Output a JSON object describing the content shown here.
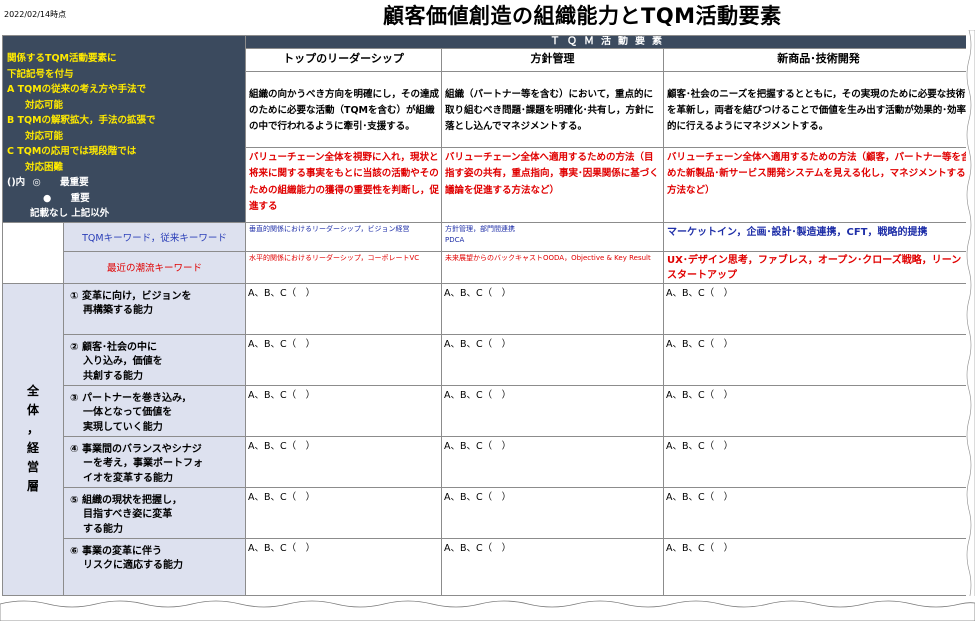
{
  "date": "2022/02/14時点",
  "title": "顧客価値創造の組織能力とTQM活動要素",
  "legend": {
    "line1": "関係するTQM活動要素に",
    "line2": "下記記号を付与",
    "a1": "A TQMの従来の考え方や手法で",
    "a2": "対応可能",
    "b1": "B TQMの解釈拡大，手法の拡張で",
    "b2": "対応可能",
    "c1": "C TQMの応用では現段階では",
    "c2": "対応困難",
    "mark_prefix": "()内",
    "sym1": "◎",
    "sym1_label": "最重要",
    "sym2": "●",
    "sym2_label": "重要",
    "other": "記載なし 上記以外"
  },
  "tqm_header": "ＴＱＭ活動要素",
  "columns": [
    {
      "head": "トップのリーダーシップ",
      "desc": "組織の向かうべき方向を明確にし，その達成のために必要な活動（TQMを含む）が組織の中で行われるように牽引･支援する。",
      "method": "バリューチェーン全体を視野に入れ，現状と将来に関する事実をもとに当該の活動やそのための組織能力の獲得の重要性を判断し，促進する",
      "kw_tqm": "垂直的関係におけるリーダーシップ，ビジョン経営",
      "kw_trend": "水平的関係におけるリーダーシップ，コーポレートVC"
    },
    {
      "head": "方針管理",
      "desc": "組織（パートナー等を含む）において，重点的に取り組むべき問題･課題を明確化･共有し，方針に落とし込んでマネジメントする。",
      "method": "バリューチェーン全体へ適用するための方法（目指す姿の共有，重点指向，事実･因果関係に基づく議論を促進する方法など）",
      "kw_tqm": "方針管理，部門間連携\nPDCA",
      "kw_trend": "未来展望からのバックキャストOODA，Objective & Key Result"
    },
    {
      "head": "新商品･技術開発",
      "desc": "顧客･社会のニーズを把握するとともに，その実現のために必要な技術を革新し，両者を結びつけることで価値を生み出す活動が効果的･効率的に行えるようにマネジメントする。",
      "method": "バリューチェーン全体へ適用するための方法（顧客，パートナー等を含めた新製品･新サービス開発システムを見える化し，マネジメントする方法など）",
      "kw_tqm": "マーケットイン，企画･設計･製造連携，CFT，戦略的提携",
      "kw_trend": "UX･デザイン思考，ファブレス，オープン･クローズ戦略，リーンスタートアップ"
    }
  ],
  "kw_labels": {
    "tqm": "TQMキーワード，従来キーワード",
    "trend": "最近の潮流キーワード"
  },
  "section_label": [
    "全",
    "体",
    "，",
    "経",
    "営",
    "層"
  ],
  "abilities": [
    {
      "l1": "① 変革に向け，ビジョンを",
      "l2": "再構築する能力",
      "l3": ""
    },
    {
      "l1": "② 顧客･社会の中に",
      "l2": "入り込み，価値を",
      "l3": "共創する能力"
    },
    {
      "l1": "③ パートナーを巻き込み，",
      "l2": "一体となって価値を",
      "l3": "実現していく能力"
    },
    {
      "l1": "④ 事業間のバランスやシナジ",
      "l2": "ーを考え，事業ポートフォ",
      "l3": "イオを変革する能力"
    },
    {
      "l1": "⑤ 組織の現状を把握し，",
      "l2": "目指すべき姿に変革",
      "l3": "する能力"
    },
    {
      "l1": "⑥ 事業の変革に伴う",
      "l2": "リスクに適応する能力",
      "l3": ""
    }
  ],
  "check_text": "A、B、C（　）"
}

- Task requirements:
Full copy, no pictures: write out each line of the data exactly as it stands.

- Response for this exercise:
Output a JSON object describing the content shown here.
{
  "date": "2022/02/14時点",
  "title": "顧客価値創造の組織能力とTQM活動要素",
  "legend": {
    "line1": "関係するTQM活動要素に",
    "line2": "下記記号を付与",
    "a1": "A TQMの従来の考え方や手法で",
    "a2": "対応可能",
    "b1": "B TQMの解釈拡大，手法の拡張で",
    "b2": "対応可能",
    "c1": "C TQMの応用では現段階では",
    "c2": "対応困難",
    "mark_prefix": "()内",
    "sym1": "◎",
    "sym1_label": "最重要",
    "sym2": "●",
    "sym2_label": "重要",
    "other": "記載なし 上記以外"
  },
  "tqm_header": "ＴＱＭ活動要素",
  "columns": [
    {
      "head": "トップのリーダーシップ",
      "desc": "組織の向かうべき方向を明確にし，その達成のために必要な活動（TQMを含む）が組織の中で行われるように牽引･支援する。",
      "method": "バリューチェーン全体を視野に入れ，現状と将来に関する事実をもとに当該の活動やそのための組織能力の獲得の重要性を判断し，促進する",
      "kw_tqm": "垂直的関係におけるリーダーシップ，ビジョン経営",
      "kw_trend": "水平的関係におけるリーダーシップ，コーポレートVC"
    },
    {
      "head": "方針管理",
      "desc": "組織（パートナー等を含む）において，重点的に取り組むべき問題･課題を明確化･共有し，方針に落とし込んでマネジメントする。",
      "method": "バリューチェーン全体へ適用するための方法（目指す姿の共有，重点指向，事実･因果関係に基づく議論を促進する方法など）",
      "kw_tqm": "方針管理，部門間連携\nPDCA",
      "kw_trend": "未来展望からのバックキャストOODA，Objective & Key Result"
    },
    {
      "head": "新商品･技術開発",
      "desc": "顧客･社会のニーズを把握するとともに，その実現のために必要な技術を革新し，両者を結びつけることで価値を生み出す活動が効果的･効率的に行えるようにマネジメントする。",
      "method": "バリューチェーン全体へ適用するための方法（顧客，パートナー等を含めた新製品･新サービス開発システムを見える化し，マネジメントする方法など）",
      "kw_tqm": "マーケットイン，企画･設計･製造連携，CFT，戦略的提携",
      "kw_trend": "UX･デザイン思考，ファブレス，オープン･クローズ戦略，リーンスタートアップ"
    }
  ],
  "kw_labels": {
    "tqm": "TQMキーワード，従来キーワード",
    "trend": "最近の潮流キーワード"
  },
  "section_label": [
    "全",
    "体",
    "，",
    "経",
    "営",
    "層"
  ],
  "abilities": [
    {
      "l1": "① 変革に向け，ビジョンを",
      "l2": "再構築する能力",
      "l3": ""
    },
    {
      "l1": "② 顧客･社会の中に",
      "l2": "入り込み，価値を",
      "l3": "共創する能力"
    },
    {
      "l1": "③ パートナーを巻き込み，",
      "l2": "一体となって価値を",
      "l3": "実現していく能力"
    },
    {
      "l1": "④ 事業間のバランスやシナジ",
      "l2": "ーを考え，事業ポートフォ",
      "l3": "イオを変革する能力"
    },
    {
      "l1": "⑤ 組織の現状を把握し，",
      "l2": "目指すべき姿に変革",
      "l3": "する能力"
    },
    {
      "l1": "⑥ 事業の変革に伴う",
      "l2": "リスクに適応する能力",
      "l3": ""
    }
  ],
  "check_text": "A、B、C（　）"
}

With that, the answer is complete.